Hopkins: A possibility appeared during an afternoon stroll.
Miles: My graduate student, Jian Zhou, was walking around our campus nature reserve one day, and he noticed that when the wind blows, if you look at a spider web, it moves with the wind. And he thought maybe a thin spider web or spider silk could act as a sound sensor.
Hopkins: To find out, the researchers persuaded a spider to give them some silk…
Miles: …and we played sound on a small strand of spider silk and found that when the silk is very thin, it moves incredibly well with the air in a sound field…over a wide frequency range, from 1Hz at 50 kHz. We knew then that spider silk was somehow an ideal and perfect sound-catcher.
Hopkins: This was eye-opening for researchers… but does it tickle spiders’ ears?
Miles: So we tried to determine if spiders were actually able to hear sound using their web. And that was a difficult question to answer.
Hopkins: On the one hand, they had to find a way to introduce an entire canvas into the special soundproof chamber in the basement of the laboratory building.
Miles: You know, cobwebs are very delicate. You can’t go out into the woods and find a spider’s web, grab it, and bring it home. It’s attached to things. And it is not easy to recover it intact.
Hopkins: Especially those made by the industrious orb-weavers…spiders like the main character in Charlotte’s Web.
Hi : We are talking about a rather spectacular web. It’s this wheel-like web that circles upstate New York…if you walk through a field, you’ll either walk through one or see it and avoid it because it’s big. It can reach the size of a meter or a meter in diameter.
Hopkins: Jian Zhou and his comrade Junpeng Lai therefore found a way to obtain custom-made canvases.
Miles: What they did was make a little wooden frame…kinda the size of a decent sized picture frame…and they put that frame on the windows of our building.
Hopkins: The lights in the building attracted insects…and insects attracted spiders.
Miles: So…the spiders built their webs on the frames. Then in the morning, my students would fetch the frames and basically hijack the spiders and pick them up and put the frame in the… intact chamber.
Hopkins: Now, how do you know if a web works as an arachnid hearing aid? One way is to keep an eye on the spider’s brain.
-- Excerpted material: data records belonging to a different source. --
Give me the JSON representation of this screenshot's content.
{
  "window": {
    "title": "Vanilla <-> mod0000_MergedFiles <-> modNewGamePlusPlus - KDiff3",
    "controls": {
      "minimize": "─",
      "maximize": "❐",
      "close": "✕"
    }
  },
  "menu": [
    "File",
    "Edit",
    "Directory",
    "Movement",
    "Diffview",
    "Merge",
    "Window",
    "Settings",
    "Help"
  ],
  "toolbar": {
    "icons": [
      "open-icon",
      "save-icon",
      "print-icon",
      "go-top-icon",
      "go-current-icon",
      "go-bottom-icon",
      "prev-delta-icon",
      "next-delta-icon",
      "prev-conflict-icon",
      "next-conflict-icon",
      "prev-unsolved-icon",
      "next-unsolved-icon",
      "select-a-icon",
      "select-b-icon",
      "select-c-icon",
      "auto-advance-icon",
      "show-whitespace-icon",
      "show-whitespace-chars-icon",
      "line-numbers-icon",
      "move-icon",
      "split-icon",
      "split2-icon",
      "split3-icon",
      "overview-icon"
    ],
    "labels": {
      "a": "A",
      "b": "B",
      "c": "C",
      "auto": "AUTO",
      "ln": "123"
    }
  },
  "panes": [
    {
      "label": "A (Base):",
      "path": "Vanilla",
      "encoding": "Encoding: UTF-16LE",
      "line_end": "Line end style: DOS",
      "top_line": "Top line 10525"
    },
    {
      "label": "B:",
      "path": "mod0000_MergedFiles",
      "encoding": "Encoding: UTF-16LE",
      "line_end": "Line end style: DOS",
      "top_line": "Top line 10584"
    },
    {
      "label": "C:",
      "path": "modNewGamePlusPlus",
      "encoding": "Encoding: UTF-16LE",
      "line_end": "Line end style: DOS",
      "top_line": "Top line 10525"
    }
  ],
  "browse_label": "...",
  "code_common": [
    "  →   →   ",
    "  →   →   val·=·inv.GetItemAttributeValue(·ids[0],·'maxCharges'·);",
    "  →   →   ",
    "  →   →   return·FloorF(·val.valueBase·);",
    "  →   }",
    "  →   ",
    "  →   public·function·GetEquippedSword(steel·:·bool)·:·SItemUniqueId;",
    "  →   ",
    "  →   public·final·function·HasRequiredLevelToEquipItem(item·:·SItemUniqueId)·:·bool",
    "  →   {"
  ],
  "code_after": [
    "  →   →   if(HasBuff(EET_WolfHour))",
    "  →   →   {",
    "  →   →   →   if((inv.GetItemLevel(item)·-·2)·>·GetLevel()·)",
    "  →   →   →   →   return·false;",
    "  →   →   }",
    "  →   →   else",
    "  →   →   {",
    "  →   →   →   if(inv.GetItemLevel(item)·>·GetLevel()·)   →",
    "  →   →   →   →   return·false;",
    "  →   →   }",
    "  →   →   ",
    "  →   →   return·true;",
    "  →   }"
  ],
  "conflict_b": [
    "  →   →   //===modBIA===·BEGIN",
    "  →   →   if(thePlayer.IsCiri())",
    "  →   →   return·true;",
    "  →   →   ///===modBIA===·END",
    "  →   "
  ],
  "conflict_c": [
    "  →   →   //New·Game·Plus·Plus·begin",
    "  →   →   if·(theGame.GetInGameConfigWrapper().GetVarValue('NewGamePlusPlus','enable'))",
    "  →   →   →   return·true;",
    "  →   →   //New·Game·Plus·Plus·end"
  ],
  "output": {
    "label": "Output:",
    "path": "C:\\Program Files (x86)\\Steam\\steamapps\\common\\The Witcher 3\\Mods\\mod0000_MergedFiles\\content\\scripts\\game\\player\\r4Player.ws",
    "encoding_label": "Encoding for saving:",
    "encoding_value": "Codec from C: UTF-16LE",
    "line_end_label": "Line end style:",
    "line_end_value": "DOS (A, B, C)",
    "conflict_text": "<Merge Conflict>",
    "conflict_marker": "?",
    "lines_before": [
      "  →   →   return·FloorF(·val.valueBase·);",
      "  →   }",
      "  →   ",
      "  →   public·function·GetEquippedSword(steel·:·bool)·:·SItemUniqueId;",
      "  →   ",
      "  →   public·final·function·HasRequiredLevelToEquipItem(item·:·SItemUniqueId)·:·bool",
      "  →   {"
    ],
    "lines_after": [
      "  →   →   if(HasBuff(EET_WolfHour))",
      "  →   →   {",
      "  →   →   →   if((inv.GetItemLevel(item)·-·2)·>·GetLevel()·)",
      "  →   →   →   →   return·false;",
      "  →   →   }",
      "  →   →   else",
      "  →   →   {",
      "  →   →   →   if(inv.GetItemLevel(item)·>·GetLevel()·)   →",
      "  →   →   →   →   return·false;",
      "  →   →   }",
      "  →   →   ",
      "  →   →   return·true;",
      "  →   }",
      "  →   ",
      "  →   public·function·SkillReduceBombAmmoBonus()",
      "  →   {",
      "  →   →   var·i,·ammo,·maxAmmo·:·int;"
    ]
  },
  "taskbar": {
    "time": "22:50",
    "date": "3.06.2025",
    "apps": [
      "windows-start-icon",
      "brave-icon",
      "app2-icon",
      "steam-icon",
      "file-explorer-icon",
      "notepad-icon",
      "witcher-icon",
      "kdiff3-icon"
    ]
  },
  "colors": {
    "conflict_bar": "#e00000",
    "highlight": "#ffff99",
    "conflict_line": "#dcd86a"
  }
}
Hi : My lab, the neurophysiologists, made recordings of the sensory system of the nervous system that showed that indeed you get an acoustic response in the nerves to sound… coming from a loudspeaker a little over a meter away distance.
Hopkins: But even more telling was the way the spiders acted.
Hi : At very loud sounds you might get a loud response… the spider would flatten out or might even crouch. But it’s really squatting. It is indicative [to a biologist] an alarm response.
Hopkins: And when serenaded with sounds that are maybe 10 decibels or 100 times softer…
Hi : Without changing his body posture or making any other movements, he can simply lift his two front legs off the canvas.
Hopkins: That leg lift, says Hoy…
Hi : …is a spider’s way of maybe putting two more sensors in there to see what’s going on. We do not know yet. But this response to a very mild stimulus could simply be the spider’s reaction to “I know there’s something out there, I heard it, but I need more information.” So…it’s basically the demonstration that was needed to show that spiders can hear sound.
Hopkins: This stringy approach to acoustics could one day change the way we make microphones… and take webcast on a whole new level.
For Scientific American’s 60 Second Science, I’m Karen Hopkin.
[The above text is a transcript of this podcast.]